== Goal of the exercise ==
What lines of the data include the string "împreună"? Copy them all.

Dataset rows describing interfaces
——
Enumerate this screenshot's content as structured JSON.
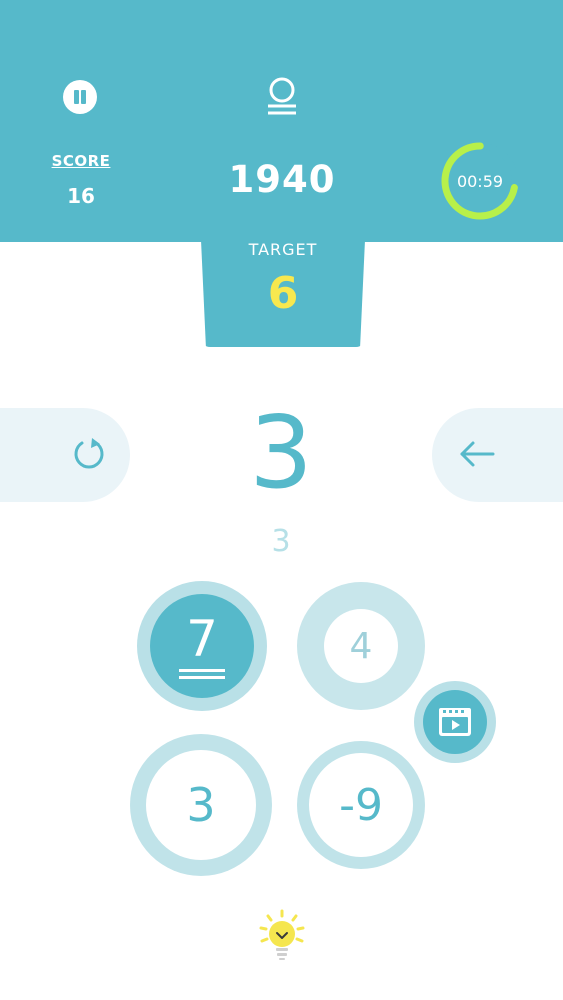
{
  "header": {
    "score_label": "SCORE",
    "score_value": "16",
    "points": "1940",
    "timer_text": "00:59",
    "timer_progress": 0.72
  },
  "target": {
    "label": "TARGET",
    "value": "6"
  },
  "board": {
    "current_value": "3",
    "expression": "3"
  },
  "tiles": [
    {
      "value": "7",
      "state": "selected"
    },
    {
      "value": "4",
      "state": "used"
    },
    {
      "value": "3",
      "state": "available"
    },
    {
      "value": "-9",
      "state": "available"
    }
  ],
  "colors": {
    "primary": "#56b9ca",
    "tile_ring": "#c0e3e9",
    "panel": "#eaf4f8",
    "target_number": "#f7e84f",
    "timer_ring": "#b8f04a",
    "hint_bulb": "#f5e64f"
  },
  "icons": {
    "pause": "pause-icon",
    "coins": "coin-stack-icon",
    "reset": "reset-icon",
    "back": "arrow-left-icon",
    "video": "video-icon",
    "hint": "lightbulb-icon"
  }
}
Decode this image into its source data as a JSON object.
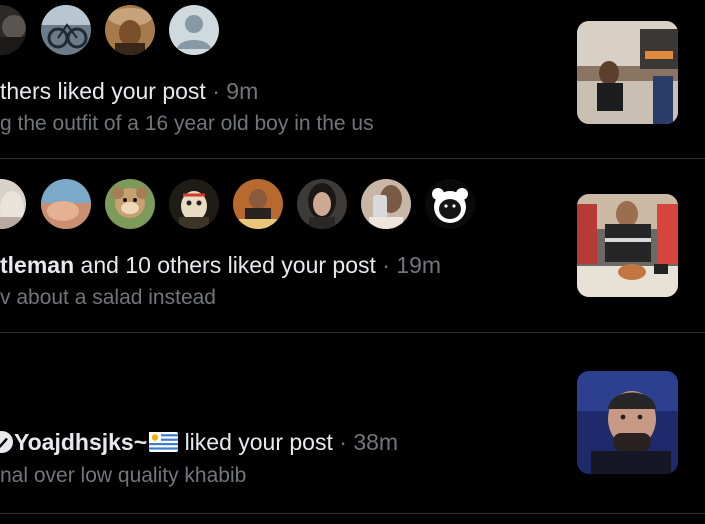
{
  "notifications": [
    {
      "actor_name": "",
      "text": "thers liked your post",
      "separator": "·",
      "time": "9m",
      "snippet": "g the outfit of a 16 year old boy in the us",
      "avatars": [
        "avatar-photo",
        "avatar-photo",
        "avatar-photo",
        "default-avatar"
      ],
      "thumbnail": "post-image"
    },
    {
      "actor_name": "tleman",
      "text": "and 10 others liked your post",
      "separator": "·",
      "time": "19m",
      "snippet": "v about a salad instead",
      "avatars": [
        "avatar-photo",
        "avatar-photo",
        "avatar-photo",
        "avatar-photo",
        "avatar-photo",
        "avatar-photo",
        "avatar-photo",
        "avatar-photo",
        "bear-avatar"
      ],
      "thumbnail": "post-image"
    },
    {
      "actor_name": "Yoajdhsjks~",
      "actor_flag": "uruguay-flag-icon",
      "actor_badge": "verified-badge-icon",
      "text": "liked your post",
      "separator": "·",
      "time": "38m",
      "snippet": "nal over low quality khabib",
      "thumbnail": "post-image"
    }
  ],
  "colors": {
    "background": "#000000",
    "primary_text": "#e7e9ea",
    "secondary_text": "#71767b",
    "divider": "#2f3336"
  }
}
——
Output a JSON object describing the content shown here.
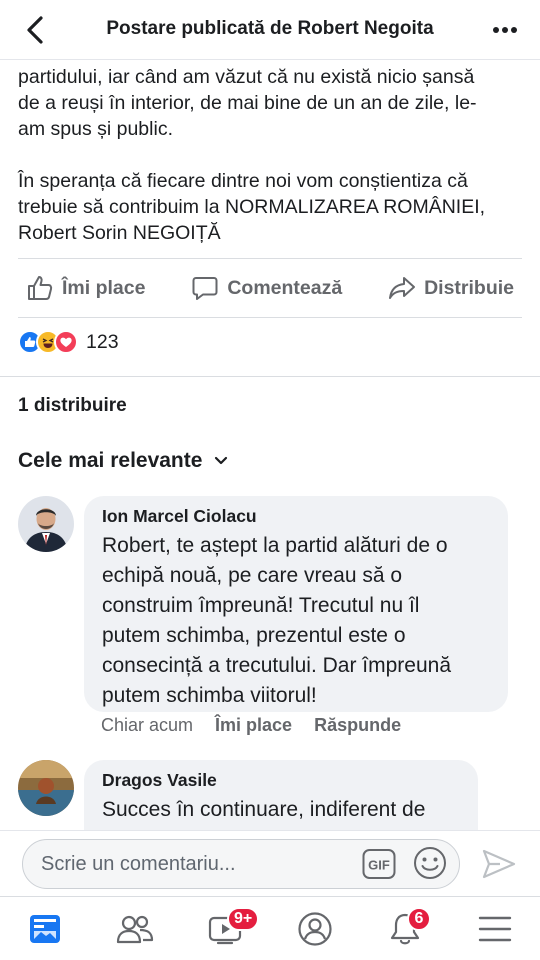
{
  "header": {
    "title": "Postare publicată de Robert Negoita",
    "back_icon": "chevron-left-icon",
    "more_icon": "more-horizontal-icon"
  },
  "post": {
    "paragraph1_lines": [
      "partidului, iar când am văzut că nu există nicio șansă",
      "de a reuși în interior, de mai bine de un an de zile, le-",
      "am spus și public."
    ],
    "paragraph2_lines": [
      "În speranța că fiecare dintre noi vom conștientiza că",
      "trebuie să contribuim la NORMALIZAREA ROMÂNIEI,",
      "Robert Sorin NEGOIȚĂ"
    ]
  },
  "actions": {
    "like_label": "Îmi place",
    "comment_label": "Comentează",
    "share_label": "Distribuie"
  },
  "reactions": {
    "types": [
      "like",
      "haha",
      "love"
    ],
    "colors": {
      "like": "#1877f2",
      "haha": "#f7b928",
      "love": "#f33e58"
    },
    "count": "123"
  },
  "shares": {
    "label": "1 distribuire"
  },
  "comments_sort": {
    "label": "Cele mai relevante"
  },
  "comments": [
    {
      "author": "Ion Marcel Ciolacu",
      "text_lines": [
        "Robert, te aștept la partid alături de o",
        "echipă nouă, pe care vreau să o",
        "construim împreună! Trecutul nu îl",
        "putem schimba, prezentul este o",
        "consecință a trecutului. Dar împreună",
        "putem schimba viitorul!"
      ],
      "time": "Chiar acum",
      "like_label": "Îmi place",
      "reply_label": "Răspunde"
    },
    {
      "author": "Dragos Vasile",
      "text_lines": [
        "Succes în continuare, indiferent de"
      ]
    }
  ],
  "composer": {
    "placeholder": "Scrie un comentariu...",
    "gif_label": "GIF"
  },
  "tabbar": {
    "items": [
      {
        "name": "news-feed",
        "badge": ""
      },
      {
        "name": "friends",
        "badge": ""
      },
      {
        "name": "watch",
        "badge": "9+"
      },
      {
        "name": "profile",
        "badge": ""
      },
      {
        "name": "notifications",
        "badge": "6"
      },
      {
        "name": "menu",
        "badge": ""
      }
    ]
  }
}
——
== Answer space ==
        "construim împreună! Trecutul nu îl",
        "consecință a trecutului. Dar împreună",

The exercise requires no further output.